--- START ---

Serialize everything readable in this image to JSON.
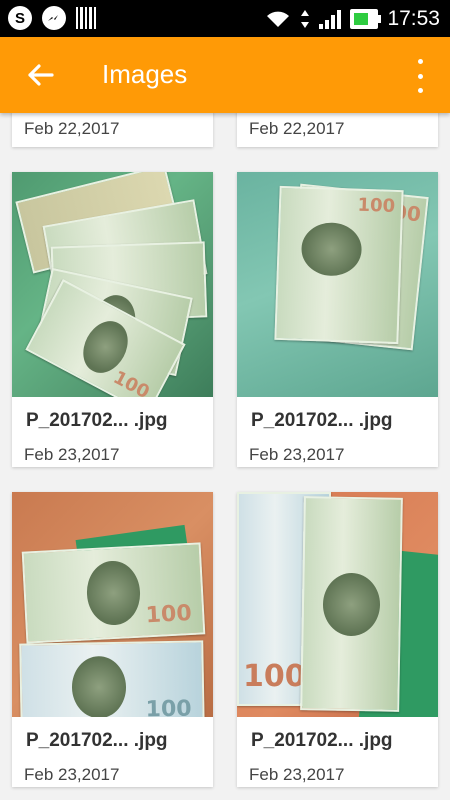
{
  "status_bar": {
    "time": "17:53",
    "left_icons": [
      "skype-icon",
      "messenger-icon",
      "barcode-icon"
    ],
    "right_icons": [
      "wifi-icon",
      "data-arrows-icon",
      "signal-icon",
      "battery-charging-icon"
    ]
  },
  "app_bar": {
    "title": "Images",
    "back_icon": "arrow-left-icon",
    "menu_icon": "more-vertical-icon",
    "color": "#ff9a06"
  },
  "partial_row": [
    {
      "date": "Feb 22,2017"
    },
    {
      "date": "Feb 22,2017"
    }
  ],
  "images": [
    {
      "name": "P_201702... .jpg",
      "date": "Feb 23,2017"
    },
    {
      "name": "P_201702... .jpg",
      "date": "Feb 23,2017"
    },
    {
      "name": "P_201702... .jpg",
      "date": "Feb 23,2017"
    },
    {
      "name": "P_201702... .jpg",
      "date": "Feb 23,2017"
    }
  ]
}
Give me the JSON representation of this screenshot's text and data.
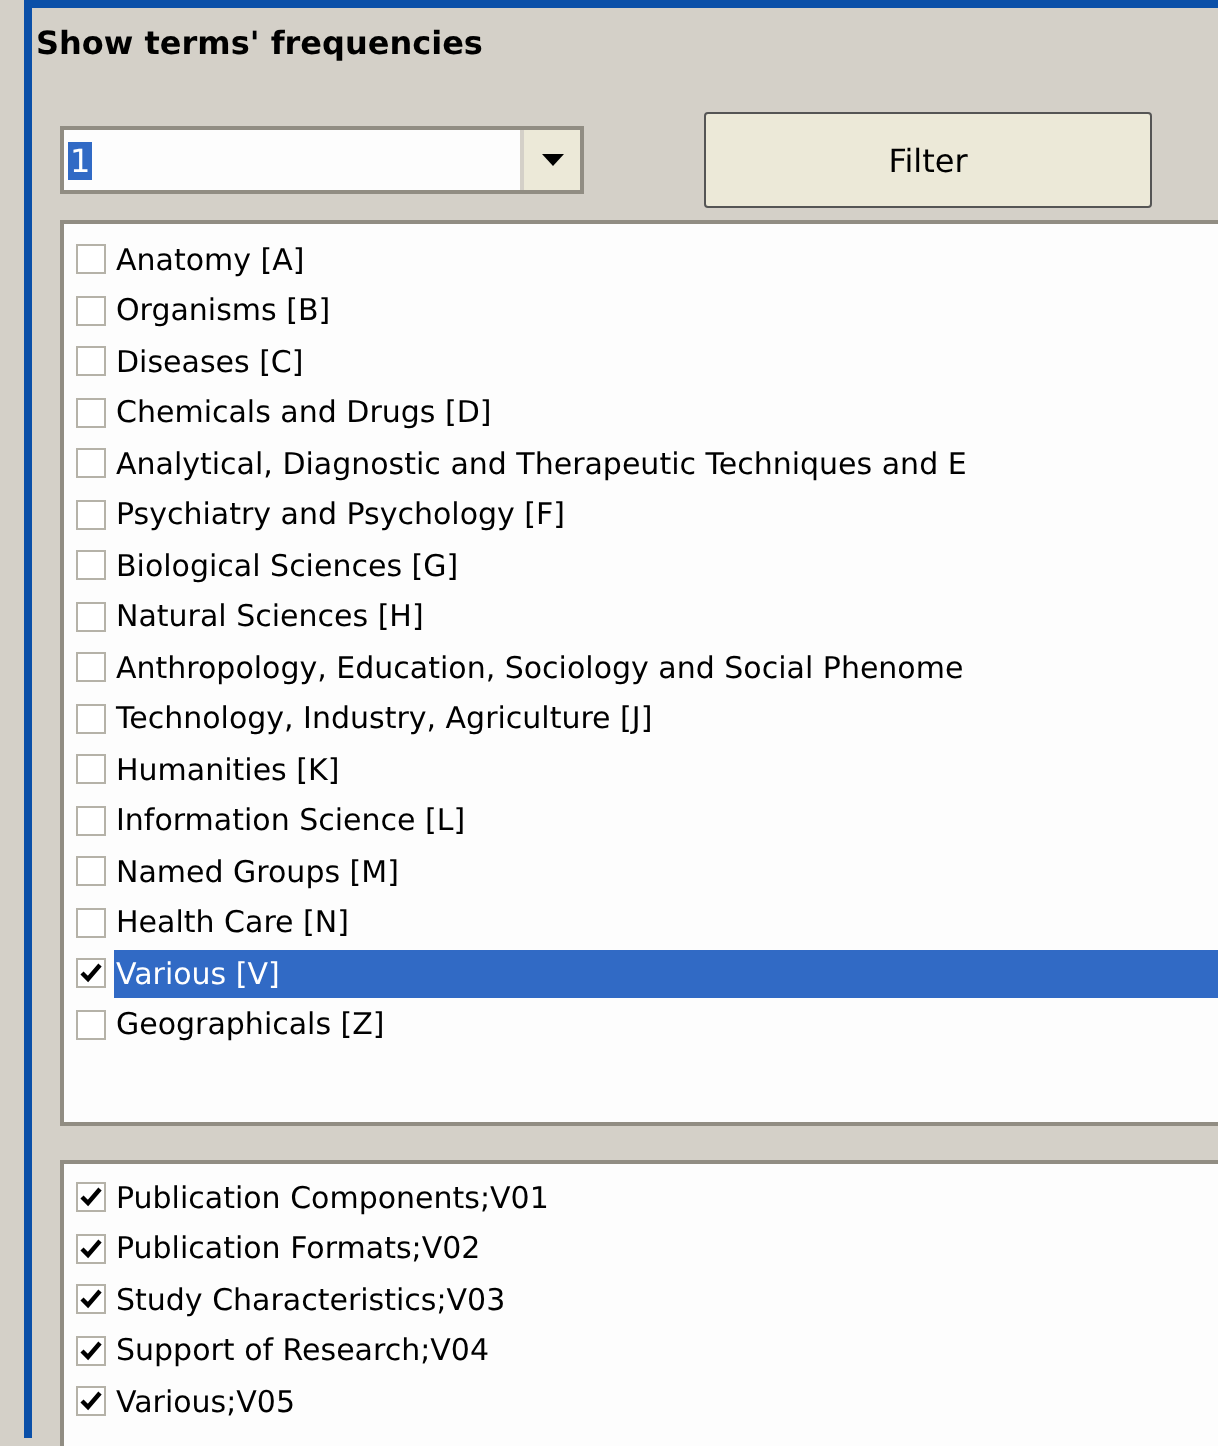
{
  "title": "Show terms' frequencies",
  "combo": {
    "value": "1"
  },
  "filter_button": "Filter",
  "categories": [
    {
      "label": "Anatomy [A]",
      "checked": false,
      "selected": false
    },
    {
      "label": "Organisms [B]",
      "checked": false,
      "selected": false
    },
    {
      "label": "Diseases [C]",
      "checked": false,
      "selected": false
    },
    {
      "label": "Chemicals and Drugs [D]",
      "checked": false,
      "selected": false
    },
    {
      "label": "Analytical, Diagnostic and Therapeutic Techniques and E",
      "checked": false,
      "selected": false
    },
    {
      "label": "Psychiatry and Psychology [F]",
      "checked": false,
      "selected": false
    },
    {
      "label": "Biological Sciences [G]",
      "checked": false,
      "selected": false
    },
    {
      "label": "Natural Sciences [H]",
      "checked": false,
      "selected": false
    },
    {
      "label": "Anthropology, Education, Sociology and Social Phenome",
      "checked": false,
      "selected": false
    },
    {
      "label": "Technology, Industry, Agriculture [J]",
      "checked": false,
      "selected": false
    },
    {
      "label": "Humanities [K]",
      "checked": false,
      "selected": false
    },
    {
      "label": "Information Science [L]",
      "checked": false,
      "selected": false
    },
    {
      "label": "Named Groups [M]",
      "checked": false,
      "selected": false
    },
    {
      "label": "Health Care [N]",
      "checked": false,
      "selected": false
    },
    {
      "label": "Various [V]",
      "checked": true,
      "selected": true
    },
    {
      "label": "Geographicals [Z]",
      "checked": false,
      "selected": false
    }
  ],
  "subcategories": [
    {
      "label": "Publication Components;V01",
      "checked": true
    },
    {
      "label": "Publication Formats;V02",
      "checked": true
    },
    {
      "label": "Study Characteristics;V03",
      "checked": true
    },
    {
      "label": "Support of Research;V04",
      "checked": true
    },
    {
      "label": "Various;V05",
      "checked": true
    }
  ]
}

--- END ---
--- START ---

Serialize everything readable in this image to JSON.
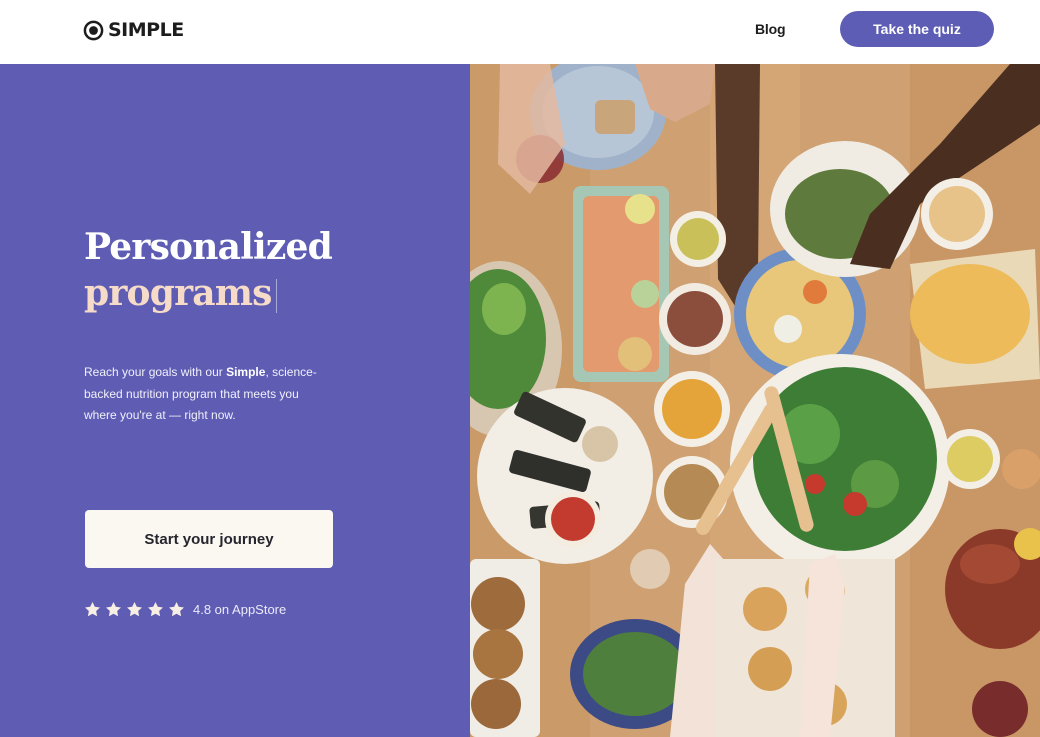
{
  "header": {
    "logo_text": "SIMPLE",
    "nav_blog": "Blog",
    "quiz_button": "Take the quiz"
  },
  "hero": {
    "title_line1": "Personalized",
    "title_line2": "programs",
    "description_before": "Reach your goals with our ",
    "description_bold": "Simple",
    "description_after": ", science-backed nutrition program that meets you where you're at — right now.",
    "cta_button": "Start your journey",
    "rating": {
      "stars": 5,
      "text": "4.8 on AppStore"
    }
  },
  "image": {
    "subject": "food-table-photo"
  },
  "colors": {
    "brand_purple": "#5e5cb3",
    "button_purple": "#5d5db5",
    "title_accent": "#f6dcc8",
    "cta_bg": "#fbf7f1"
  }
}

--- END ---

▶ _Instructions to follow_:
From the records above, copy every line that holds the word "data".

▶ _Output below_:
      "data-arrows-icon",
Give me the JSON representation of this screenshot's text and data.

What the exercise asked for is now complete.